Dash cams offer a measurable return on investment, which is a factor in point two, cost reduction. Looking at ways to reduce fuel and other costs, streamline maintenance and stay on top of compliance might lead you to software that allows more comprehensive fleet management and that takes some of the burden of paperwork off your drivers. Attending to the overall health of your fleet as a business owner is an invaluable use of your time and is definitely a project to be tackled if you haven’t done so already.
2. Look for Leaders
This is also a great time to identify who among your employees has real potential. When things are frantic and you’re in a reactive mode, this can be tough to do. When things are quiet, you have time to sit down with your staff and get a sense of who you might want to mentor, who is going the extra mile and who is especially good in certain areas, whether that’s managing people, dealing with data, or just keeping the office running smoothly.
Some of the current top HR trends are geared towards exactly that.
Try to schedule one-on-ones with employees to chat with them about their department, their needs, and their vision for their own career and their future with your company. This can help create a culture of communication and openness. Consider whether it be useful to create training or educational opportunities for them. Here are some other things to consider. Should you be doing more delegating? Is there a talented person on your staff who is underutilized? Do you see areas where improvement is needed? What kind of ideas do your employees have? You will likely come away with some valuable data even if you don’t act on it immediately.
3. Check Out the Competition
Just because you knew what the competition was up to when you launched your business or even a few months ago doesn’t mean you are on top of now. A lull is a good time to see what your competitors are doing, figure out if you can learn from it and think about if you might need to shift your strategy in response to that. Even if nothing significant has changed, you might want to consider whether you need to expand your marketing strategy.
Do you need to launch or upgrade a digital marketing plan? Have you built a strong social media presence for your business? Is there an audience that would welcome your product or service that you should try to reach? Come up with a plan and a specific set of criteria that will help you measure whether you are successful.
4. Set Goals
One of the most important things you can do during this time is take a look at your goals.
In a bigger sense, you should take a look at your company’s mission statement and think about whether you remain on track to fulfill it. If not, do you need to revise it? If so, do your goals still support it? What kind of progress have you made on reaching them? It may be time to set new goals. This is another good thing to talk to your employees about. Find out what challenges people are dealing with and get feedback on the direction they think their department or the company overall should take. This doesn’t mean that you need to follow every suggestion, but this will give you a good picture of what some people who are engaged with some of your company’s processes on a daily basis think need to be done.

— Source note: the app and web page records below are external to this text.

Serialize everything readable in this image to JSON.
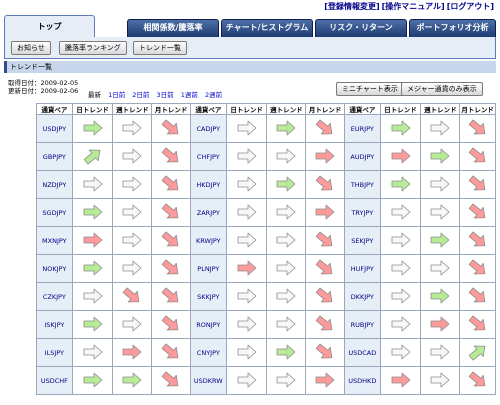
{
  "top_links": [
    "[登録情報変更]",
    "[操作マニュアル]",
    "[ログアウト]"
  ],
  "tabs": [
    {
      "label": "トップ",
      "active": true
    },
    {
      "label": "相関係数/騰落率",
      "active": false
    },
    {
      "label": "チャート/ヒストグラム",
      "active": false
    },
    {
      "label": "リスク・リターン",
      "active": false
    },
    {
      "label": "ポートフォリオ分析",
      "active": false
    }
  ],
  "subnav": [
    "お知らせ",
    "騰落率ランキング",
    "トレンド一覧"
  ],
  "page_title": "トレンド一覧",
  "dates": {
    "fetched": "取得日付：2009-02-05",
    "updated": "更新日付：2009-02-06"
  },
  "periods": [
    "最新",
    "1日前",
    "2日前",
    "3日前",
    "1週前",
    "2週前"
  ],
  "buttons": {
    "mini_chart": "ミニチャート表示",
    "major_only": "メジャー通貨のみ表示"
  },
  "table": {
    "headers": [
      "通貨ペア",
      "日トレンド",
      "週トレンド",
      "月トレンド",
      "通貨ペア",
      "日トレンド",
      "週トレンド",
      "月トレンド",
      "通貨ペア",
      "日トレンド",
      "週トレンド",
      "月トレンド"
    ],
    "rows": [
      [
        [
          "USDJPY",
          "right-green",
          "right-white",
          "down-red"
        ],
        [
          "CADJPY",
          "right-white",
          "right-green",
          "down-red"
        ],
        [
          "EURJPY",
          "right-green",
          "right-white",
          "down-red"
        ]
      ],
      [
        [
          "GBPJPY",
          "up-green",
          "right-white",
          "down-red"
        ],
        [
          "CHFJPY",
          "right-white",
          "right-white",
          "right-red"
        ],
        [
          "AUDJPY",
          "right-red",
          "right-green",
          "down-red"
        ]
      ],
      [
        [
          "NZDJPY",
          "right-white",
          "right-white",
          "down-red"
        ],
        [
          "HKDJPY",
          "right-white",
          "right-green",
          "down-red"
        ],
        [
          "THBJPY",
          "right-green",
          "right-white",
          "down-red"
        ]
      ],
      [
        [
          "SGDJPY",
          "right-green",
          "right-white",
          "down-red"
        ],
        [
          "ZARJPY",
          "right-white",
          "right-white",
          "right-red"
        ],
        [
          "TRYJPY",
          "right-white",
          "right-white",
          "down-red"
        ]
      ],
      [
        [
          "MXNJPY",
          "right-red",
          "right-white",
          "down-red"
        ],
        [
          "KRWJPY",
          "right-white",
          "right-white",
          "down-red"
        ],
        [
          "SEKJPY",
          "right-white",
          "right-green",
          "down-red"
        ]
      ],
      [
        [
          "NOKJPY",
          "right-green",
          "right-white",
          "down-red"
        ],
        [
          "PLNJPY",
          "right-red",
          "right-white",
          "down-red"
        ],
        [
          "HUFJPY",
          "right-white",
          "right-white",
          "down-red"
        ]
      ],
      [
        [
          "CZKJPY",
          "right-white",
          "down-red",
          "down-red"
        ],
        [
          "SKKJPY",
          "right-white",
          "right-white",
          "down-red"
        ],
        [
          "DKKJPY",
          "right-white",
          "right-green",
          "down-red"
        ]
      ],
      [
        [
          "ISKJPY",
          "right-green",
          "right-white",
          "down-red"
        ],
        [
          "RONJPY",
          "right-white",
          "right-white",
          "down-red"
        ],
        [
          "RUBJPY",
          "right-white",
          "right-red",
          "down-red"
        ]
      ],
      [
        [
          "ILSJPY",
          "right-white",
          "right-red",
          "down-red"
        ],
        [
          "CNYJPY",
          "right-white",
          "right-green",
          "down-red"
        ],
        [
          "USDCAD",
          "right-white",
          "right-white",
          "up-green"
        ]
      ],
      [
        [
          "USDCHF",
          "right-green",
          "right-green",
          "down-red"
        ],
        [
          "USDKRW",
          "right-white",
          "right-white",
          "right-red"
        ],
        [
          "USDHKD",
          "right-red",
          "right-white",
          "down-red"
        ]
      ]
    ]
  },
  "colors": {
    "tab_dark": "#1f3b73",
    "tab_active": "#e6edf7",
    "pair_bg": "#e6eef8",
    "arrow_green": "#b5ec95",
    "arrow_red": "#ff9a9a",
    "arrow_white": "#f8f8f8",
    "link": "#00008b"
  },
  "icons": {
    "right-green": "right-arrow-green-icon",
    "right-white": "right-arrow-white-icon",
    "right-red": "right-arrow-red-icon",
    "down-red": "down-arrow-red-icon",
    "up-green": "up-arrow-green-icon"
  }
}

You could also take this time to reach out to your customers or clients and see what they have to say. Put together surveys and offer incentives for those who respond. With the information that you have gathered, examine whether it’s time to create new goals. If you do make new ones, be sure that they are concrete, have a time frame attached them and have a way for you to measure your progress built in to them. You might think in terms of using them to push your boundaries, to take new risks after a period of complacency.
5. Look at Your Finances
This is also not a bad time to look much more closely at your finances. How you approach this will vary based on the size and complexity of your business. You may need to work with financial professionals in order to do this, or it might be something you can do on your own. Even if you run a very small business, you may be surprised at how easy it is to lose track of day-to-day finances. Consider how much you are bringing in and what is going out.
Does your cash flow look healthy? How much do you have on hand if your business took a dip, or you just had trouble collecting on some invoices? Take a look at your costs as well.
Are there places where you could reduce them? Alternately, you might realize this is the time to spend more. Maybe you need to recruit more employees or give some of the current ones a rise. Perhaps there is office equipment that needs an upgrade or other expenditures that are necessary at this time.